After the test runs, the results of every session that was run in the test is available in the test history. Graphs of test response times are generated as well as a variety of reports including total sessions generated, response times by location and by individual task.

What is the maximum number of users can you generate?

Because LoadView runs in the cloud, there is virtually no limit to the number of users that can be generated for a load test. The tests are theoretically limited by the total number of load injectors available from the cloud providers at any given point and also by the cost to lease those servers from providers such as Amazon and Google. Given enough advanced time to setup a test, you should be able to generate as much load as you need to complete a proper load test.

How can I ensure that there is no throttling or resource limitation on load generating side?

When you setup a load test, it is automatically calibrated with a machine in the cloud. This calibration sets the default limits of load that can be generated per load injector so that the load injector will not be a bottleneck.

Setting Up A Load Test


When running an HTTP test most platforms will introduce a delay in between checks. Typically, most services introduce a delay of 3 seconds to 10 seconds between requests. If you have a fast HTTP request, 1 user will consume 100% of the CPU to constantly hit that URL. So, to simulate 5000 real “simultaneous” users, the service would need to allocate 5000 CPUs. There is no way to pay for 5000 CPUs from the service provider’s side for the common price of $99 that you see advertised. This would run costs in the thousands from clouds providers like Amazon and Google.

So, in Dotcom-Monitor’s LoadView platform we decided to give the control to the user. We created a process of calibration, where the user can approximately estimate how much one load injector can handle in terms of true simultaneous users. The counter-intuitive thing is, that the slower the site is, the more users could be run on the same machine, because CPU is just waiting for the site to respond. The faster the site is, you need more CPUs to truly generate the load. Also, response time may change with the load. The higher the load, the higher response time, the less CPUs may be needed. So, calibration is not perfect, but gives our users a baseline to work from.

After calibration, when the user runs a test, we provide a CPU load chart. We are the only load testing service on the market that does this from what we know.
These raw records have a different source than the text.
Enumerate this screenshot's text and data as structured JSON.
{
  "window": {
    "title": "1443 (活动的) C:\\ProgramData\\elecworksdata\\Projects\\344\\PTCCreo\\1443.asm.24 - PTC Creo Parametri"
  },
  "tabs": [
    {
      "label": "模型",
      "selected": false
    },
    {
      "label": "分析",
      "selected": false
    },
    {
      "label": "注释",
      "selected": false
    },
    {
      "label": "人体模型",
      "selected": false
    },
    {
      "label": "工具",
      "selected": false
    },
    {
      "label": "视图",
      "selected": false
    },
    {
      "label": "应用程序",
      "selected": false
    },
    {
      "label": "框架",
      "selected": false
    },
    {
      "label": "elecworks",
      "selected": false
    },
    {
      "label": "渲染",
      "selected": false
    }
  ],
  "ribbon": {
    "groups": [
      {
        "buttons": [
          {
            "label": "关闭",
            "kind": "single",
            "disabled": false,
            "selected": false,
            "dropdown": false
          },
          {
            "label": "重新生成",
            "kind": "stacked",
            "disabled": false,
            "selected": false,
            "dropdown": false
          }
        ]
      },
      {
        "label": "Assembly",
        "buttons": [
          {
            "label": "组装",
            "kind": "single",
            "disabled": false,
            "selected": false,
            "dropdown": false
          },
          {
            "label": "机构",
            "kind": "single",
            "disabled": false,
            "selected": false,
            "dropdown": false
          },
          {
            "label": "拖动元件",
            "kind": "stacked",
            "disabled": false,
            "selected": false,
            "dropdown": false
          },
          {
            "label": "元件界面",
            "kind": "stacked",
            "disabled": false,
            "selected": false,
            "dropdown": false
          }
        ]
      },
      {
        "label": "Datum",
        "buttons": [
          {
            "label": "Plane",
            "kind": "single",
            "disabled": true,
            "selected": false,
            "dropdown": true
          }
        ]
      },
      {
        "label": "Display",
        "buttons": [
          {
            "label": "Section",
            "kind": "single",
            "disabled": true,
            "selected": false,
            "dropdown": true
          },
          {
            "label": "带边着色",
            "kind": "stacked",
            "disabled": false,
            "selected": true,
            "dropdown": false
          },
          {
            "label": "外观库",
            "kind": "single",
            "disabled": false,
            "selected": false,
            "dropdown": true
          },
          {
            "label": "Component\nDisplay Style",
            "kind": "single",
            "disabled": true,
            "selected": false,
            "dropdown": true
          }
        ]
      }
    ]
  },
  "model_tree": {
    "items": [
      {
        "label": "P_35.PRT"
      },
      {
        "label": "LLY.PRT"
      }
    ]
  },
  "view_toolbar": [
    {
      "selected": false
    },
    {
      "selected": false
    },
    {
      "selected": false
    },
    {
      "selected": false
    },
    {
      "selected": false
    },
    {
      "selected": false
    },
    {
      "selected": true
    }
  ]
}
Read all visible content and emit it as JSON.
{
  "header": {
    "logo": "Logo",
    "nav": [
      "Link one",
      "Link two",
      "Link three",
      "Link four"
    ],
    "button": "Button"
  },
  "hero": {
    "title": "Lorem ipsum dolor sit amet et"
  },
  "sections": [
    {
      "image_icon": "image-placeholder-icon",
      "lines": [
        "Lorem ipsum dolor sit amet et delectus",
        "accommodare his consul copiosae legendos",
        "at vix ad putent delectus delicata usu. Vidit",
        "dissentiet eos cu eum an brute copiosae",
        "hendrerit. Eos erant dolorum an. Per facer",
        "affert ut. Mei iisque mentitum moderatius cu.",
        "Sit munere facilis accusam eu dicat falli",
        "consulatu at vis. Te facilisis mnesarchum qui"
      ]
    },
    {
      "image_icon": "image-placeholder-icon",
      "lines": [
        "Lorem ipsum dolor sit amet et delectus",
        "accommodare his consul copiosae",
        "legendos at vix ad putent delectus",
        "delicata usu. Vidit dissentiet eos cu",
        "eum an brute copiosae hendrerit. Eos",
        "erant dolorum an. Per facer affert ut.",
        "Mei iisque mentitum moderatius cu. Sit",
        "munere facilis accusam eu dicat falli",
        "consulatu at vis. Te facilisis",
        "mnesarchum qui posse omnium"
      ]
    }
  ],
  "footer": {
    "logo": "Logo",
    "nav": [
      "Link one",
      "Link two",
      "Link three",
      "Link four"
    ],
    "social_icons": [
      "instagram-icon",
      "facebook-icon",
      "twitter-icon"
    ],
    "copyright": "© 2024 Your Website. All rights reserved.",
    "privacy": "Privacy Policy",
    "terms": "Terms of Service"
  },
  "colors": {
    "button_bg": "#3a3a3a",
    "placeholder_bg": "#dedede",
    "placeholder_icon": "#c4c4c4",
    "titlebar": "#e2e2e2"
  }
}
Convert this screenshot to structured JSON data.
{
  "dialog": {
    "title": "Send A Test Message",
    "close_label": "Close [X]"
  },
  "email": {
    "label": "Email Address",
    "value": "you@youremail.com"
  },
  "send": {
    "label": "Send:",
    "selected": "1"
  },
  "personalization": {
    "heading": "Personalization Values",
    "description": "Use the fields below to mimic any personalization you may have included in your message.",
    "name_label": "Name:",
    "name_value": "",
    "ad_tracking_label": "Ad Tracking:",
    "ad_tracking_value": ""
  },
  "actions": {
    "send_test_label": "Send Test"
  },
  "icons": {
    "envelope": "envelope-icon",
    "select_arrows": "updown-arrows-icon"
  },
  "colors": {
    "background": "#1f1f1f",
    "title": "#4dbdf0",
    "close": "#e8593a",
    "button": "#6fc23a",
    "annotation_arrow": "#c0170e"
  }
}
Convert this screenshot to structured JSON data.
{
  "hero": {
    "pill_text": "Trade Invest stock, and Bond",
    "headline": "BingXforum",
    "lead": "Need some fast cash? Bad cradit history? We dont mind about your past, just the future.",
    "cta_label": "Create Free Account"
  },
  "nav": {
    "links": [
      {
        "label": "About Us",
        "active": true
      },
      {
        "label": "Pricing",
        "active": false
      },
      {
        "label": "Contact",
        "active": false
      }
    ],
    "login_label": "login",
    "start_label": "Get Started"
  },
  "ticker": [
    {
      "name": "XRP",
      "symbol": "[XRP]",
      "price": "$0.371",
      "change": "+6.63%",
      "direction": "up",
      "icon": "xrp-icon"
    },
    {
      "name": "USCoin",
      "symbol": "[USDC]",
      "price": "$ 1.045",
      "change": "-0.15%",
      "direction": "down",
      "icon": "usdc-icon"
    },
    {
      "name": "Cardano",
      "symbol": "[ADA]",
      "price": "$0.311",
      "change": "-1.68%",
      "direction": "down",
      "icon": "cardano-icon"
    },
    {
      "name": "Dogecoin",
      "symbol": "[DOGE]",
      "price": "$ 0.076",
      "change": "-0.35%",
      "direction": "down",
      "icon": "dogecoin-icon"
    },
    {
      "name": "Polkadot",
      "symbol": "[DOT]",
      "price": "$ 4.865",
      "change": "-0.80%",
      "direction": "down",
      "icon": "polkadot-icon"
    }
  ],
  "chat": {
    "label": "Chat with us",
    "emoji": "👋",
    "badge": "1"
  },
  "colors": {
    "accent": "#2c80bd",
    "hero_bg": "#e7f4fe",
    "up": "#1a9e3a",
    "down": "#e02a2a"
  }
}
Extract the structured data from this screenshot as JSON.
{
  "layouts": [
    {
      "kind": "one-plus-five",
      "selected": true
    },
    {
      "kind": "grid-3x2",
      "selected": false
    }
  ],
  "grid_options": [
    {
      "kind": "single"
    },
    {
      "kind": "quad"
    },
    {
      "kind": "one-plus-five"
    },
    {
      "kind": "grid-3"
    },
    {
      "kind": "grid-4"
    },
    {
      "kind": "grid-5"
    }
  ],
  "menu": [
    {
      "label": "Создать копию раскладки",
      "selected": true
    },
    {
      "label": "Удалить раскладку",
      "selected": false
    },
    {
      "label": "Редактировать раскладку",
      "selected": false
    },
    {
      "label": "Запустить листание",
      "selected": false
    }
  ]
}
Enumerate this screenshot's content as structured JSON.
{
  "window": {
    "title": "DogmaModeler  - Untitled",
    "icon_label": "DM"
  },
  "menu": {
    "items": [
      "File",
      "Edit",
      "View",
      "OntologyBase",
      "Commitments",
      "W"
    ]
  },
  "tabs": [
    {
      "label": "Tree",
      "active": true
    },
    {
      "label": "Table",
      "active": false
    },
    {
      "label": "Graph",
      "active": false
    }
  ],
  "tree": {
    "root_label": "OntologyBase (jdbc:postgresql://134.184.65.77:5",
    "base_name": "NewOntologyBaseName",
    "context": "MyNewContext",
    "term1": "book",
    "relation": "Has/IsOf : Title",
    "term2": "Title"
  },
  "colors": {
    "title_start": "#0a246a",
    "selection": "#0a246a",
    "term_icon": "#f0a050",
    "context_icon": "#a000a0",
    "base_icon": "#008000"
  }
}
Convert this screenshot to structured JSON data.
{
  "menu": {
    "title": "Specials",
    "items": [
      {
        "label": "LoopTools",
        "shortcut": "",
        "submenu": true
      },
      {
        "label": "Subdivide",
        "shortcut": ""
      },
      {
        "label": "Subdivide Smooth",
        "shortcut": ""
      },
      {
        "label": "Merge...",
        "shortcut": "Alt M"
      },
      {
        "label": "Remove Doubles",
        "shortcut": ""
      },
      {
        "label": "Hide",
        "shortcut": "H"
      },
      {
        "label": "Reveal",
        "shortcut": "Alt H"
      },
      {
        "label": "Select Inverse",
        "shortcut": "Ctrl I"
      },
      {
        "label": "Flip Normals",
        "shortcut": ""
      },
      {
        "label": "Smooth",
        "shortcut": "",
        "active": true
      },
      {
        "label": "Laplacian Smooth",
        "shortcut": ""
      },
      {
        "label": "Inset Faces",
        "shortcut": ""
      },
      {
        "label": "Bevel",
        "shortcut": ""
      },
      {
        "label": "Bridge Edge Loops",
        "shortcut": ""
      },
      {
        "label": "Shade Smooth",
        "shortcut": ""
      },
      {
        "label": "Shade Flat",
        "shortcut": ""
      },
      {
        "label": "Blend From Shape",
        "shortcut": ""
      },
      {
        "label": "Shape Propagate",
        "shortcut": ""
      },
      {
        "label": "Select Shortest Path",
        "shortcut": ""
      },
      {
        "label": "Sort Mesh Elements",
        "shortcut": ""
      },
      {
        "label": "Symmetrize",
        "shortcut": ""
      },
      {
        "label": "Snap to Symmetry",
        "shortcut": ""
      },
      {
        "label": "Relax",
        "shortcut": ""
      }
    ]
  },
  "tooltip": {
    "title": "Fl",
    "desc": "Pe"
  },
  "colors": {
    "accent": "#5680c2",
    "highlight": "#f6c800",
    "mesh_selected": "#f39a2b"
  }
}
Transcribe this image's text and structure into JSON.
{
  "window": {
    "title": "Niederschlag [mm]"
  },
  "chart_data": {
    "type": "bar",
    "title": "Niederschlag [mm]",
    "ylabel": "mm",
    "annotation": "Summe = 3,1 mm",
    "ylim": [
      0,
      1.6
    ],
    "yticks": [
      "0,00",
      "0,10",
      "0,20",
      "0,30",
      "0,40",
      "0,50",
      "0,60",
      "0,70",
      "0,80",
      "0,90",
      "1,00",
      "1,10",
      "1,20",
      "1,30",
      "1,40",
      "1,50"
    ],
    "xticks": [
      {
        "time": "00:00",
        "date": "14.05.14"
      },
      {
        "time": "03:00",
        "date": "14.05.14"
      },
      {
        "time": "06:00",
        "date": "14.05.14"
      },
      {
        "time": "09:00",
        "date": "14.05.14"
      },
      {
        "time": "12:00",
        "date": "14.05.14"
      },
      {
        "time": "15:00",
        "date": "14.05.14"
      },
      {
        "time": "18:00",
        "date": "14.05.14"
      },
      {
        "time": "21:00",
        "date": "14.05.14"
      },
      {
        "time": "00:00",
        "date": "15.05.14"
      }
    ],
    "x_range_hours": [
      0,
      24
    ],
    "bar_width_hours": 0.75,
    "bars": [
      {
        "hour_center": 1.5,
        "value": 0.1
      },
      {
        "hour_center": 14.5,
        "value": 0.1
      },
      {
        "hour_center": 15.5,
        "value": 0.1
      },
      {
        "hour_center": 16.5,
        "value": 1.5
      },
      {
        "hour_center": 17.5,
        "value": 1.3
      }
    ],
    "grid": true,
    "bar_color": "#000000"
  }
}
Our users can review the chart and adjust their next test based on the results of CPU usage from the previous test.

We think of our service as a “platform” where users can configure tests exactly to their specifications, rather than a one-off tool with defaulted and unconfigurable testing parameters.

We also support delays within the testing sequence. If a user wants they can set a delay anywhere from 1 to 60 seconds between each user session ‘hit’.

For example, to run with a 1000 user test, without delay, one would need 250 load injectors with a price of $4 per machine. In contrast, if you add just a 1 second delay between checks, you would only need 2 load injectors to generate the same 1000 users. So, the cost in this example would vary between $1,000 and $8, depending on what our user is trying to accomplish with their test.

This is one of the ways LoadView is set apart from other load testing solutions. Dotcom-Monitor offers a fully customizable service and puts the control in the hands of the user. If you have questions regarding pricing, calibration or HTTP load testing, feel free to contact us and speak to one of our service experts today.